- **Data records**
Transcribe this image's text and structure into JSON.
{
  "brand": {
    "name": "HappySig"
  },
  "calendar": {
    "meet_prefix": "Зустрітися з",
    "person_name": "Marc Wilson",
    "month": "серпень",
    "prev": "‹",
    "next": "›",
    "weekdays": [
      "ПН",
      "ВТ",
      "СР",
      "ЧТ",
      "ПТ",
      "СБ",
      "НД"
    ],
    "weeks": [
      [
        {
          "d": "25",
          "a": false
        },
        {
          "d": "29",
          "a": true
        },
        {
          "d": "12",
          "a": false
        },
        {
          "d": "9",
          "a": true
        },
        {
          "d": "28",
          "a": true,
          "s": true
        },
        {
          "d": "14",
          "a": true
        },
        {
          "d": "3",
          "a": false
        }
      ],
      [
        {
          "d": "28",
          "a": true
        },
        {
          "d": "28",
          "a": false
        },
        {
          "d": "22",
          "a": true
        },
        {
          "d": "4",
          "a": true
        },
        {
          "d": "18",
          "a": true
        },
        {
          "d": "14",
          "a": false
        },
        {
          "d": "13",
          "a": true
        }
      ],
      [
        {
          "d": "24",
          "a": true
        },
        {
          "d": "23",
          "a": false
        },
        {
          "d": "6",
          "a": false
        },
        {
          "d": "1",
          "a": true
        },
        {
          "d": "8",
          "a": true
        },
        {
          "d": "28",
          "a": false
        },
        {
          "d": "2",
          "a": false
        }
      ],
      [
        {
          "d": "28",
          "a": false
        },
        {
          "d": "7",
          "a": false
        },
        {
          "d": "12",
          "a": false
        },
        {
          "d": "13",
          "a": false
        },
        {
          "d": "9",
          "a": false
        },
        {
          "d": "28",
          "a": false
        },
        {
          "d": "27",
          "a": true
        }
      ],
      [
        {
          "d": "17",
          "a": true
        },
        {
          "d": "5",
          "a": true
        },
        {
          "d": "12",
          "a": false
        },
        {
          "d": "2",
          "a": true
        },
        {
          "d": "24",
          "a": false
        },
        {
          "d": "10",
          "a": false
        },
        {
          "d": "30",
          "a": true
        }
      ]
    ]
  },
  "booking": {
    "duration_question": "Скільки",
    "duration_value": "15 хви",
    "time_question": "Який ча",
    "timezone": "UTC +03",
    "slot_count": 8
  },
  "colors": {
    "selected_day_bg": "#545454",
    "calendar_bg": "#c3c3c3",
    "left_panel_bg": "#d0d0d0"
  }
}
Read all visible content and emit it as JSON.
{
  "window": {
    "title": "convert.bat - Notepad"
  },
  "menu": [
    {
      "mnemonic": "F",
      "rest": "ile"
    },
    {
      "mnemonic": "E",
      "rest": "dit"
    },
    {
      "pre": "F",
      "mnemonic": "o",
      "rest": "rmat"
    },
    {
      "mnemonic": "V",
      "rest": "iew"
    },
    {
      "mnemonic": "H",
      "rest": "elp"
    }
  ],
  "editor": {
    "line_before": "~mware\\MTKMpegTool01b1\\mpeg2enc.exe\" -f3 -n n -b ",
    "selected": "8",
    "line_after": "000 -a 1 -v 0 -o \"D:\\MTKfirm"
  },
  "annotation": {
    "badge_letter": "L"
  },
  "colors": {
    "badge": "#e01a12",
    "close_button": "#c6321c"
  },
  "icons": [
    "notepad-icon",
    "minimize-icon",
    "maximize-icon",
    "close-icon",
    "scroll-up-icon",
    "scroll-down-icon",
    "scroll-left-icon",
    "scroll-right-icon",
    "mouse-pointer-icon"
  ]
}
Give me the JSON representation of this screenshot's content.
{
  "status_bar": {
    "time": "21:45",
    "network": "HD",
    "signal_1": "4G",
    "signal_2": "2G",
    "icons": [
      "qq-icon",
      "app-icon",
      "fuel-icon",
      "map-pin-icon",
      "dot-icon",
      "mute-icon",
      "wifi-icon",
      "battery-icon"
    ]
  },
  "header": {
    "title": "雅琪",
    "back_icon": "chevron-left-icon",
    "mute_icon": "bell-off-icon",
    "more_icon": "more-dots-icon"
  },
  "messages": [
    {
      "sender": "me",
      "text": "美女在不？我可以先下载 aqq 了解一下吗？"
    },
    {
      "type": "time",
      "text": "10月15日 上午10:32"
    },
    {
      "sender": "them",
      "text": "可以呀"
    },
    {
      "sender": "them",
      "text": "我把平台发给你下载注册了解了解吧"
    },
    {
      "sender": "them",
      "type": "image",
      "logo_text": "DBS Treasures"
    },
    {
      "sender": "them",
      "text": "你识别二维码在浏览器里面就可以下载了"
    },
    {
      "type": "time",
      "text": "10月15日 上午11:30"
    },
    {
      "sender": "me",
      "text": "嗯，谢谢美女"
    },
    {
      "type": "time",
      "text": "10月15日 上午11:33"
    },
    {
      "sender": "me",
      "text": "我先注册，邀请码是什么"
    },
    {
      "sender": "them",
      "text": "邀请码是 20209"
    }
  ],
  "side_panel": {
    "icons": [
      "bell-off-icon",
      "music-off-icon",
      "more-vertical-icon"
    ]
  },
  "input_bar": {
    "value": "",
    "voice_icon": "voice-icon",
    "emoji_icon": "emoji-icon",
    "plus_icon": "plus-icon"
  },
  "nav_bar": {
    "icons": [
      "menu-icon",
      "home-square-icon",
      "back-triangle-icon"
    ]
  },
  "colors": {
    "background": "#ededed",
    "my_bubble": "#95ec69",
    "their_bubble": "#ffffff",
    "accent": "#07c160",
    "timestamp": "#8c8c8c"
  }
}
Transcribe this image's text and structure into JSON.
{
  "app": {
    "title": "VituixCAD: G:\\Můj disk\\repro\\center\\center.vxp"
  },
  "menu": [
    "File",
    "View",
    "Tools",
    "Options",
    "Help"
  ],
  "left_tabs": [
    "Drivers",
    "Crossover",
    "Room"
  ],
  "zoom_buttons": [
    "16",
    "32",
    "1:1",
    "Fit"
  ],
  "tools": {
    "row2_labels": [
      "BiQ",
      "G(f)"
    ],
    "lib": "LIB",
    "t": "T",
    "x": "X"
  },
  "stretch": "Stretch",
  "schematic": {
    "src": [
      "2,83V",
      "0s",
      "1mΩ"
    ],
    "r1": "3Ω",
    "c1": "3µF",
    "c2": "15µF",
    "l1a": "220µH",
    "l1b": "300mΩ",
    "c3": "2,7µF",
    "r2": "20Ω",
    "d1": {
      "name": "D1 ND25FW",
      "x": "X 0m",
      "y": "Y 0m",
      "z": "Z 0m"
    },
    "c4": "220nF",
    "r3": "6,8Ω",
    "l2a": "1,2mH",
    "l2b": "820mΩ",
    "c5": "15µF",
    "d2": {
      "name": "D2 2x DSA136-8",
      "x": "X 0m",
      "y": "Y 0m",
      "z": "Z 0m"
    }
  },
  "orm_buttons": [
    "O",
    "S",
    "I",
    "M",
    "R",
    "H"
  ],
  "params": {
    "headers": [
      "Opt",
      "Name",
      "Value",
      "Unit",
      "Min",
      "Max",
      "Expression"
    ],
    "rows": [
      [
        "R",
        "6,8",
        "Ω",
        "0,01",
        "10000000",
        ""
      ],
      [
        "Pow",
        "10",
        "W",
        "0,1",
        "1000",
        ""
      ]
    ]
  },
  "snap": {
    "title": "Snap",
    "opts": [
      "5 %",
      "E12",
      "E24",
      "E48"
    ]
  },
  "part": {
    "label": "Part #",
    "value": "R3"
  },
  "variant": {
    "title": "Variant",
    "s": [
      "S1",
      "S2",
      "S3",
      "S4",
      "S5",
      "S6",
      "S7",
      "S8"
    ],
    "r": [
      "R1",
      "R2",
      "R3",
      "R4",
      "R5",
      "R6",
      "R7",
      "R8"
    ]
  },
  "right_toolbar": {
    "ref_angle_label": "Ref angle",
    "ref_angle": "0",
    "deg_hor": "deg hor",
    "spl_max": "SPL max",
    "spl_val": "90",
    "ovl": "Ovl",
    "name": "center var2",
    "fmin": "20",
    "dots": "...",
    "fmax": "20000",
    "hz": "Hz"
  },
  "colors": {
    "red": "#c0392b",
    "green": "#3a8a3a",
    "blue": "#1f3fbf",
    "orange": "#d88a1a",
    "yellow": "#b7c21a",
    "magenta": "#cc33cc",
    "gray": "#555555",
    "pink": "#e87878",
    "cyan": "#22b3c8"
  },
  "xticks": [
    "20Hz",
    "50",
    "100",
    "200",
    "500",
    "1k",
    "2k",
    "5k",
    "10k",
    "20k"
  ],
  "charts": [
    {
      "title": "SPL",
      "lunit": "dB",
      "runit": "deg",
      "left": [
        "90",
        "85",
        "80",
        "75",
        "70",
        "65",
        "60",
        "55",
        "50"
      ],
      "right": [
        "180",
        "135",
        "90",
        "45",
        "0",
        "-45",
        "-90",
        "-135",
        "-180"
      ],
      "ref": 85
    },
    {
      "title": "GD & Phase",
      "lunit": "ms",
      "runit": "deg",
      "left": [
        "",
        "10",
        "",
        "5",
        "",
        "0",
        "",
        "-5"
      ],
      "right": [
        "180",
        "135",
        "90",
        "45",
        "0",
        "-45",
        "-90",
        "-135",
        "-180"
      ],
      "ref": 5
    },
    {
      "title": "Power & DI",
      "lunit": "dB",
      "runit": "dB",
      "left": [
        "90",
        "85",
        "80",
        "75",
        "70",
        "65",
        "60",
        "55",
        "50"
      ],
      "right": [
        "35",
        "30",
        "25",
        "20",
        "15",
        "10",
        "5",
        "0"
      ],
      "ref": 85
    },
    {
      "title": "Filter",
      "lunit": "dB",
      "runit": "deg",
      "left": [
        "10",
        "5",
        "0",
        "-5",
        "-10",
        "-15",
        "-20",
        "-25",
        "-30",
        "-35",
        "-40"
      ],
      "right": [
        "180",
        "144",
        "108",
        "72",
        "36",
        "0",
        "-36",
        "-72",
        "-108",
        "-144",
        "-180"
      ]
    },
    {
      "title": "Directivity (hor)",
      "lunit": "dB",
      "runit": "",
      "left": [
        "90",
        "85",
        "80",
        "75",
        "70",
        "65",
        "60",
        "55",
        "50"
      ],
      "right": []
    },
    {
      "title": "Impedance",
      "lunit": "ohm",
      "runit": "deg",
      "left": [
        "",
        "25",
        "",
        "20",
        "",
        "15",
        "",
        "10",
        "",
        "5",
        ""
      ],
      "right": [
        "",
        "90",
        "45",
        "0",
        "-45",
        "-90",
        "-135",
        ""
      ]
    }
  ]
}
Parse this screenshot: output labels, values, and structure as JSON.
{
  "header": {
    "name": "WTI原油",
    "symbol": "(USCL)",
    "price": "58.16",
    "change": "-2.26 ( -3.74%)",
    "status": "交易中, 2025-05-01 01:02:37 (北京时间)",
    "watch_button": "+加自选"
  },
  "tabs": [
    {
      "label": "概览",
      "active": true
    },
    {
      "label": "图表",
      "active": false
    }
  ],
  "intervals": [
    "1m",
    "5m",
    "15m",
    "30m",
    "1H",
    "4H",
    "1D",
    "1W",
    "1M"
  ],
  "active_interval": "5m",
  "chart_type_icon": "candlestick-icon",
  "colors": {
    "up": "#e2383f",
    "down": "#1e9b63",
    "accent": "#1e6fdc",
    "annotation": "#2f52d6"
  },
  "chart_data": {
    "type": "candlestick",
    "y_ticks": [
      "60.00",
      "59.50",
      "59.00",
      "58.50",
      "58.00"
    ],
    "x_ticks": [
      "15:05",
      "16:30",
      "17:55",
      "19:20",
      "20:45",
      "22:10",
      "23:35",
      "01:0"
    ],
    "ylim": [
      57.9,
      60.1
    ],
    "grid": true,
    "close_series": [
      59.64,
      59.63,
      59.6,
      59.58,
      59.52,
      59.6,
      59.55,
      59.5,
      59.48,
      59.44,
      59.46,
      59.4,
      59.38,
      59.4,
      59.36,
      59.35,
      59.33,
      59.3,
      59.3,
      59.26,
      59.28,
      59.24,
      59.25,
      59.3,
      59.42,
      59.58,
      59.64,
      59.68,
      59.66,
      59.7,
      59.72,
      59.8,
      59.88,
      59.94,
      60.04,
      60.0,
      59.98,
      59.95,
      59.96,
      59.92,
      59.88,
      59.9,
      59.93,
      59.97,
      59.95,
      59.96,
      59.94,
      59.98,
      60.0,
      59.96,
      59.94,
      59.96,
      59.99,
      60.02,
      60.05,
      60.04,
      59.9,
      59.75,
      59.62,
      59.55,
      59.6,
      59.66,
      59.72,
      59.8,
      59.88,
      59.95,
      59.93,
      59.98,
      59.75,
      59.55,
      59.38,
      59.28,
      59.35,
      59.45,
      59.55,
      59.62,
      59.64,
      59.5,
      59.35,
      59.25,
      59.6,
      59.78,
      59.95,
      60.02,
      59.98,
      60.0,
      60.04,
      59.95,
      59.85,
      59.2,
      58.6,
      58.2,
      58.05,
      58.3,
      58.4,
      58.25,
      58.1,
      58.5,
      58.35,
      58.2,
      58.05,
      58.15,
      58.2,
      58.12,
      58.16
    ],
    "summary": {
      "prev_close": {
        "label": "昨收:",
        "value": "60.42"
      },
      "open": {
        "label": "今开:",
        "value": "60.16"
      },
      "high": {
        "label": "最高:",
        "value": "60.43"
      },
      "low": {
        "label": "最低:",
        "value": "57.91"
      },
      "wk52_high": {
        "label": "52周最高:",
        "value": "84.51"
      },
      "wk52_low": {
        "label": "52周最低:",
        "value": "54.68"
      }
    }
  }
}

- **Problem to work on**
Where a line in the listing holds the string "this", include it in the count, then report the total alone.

- **Exercise answer**
4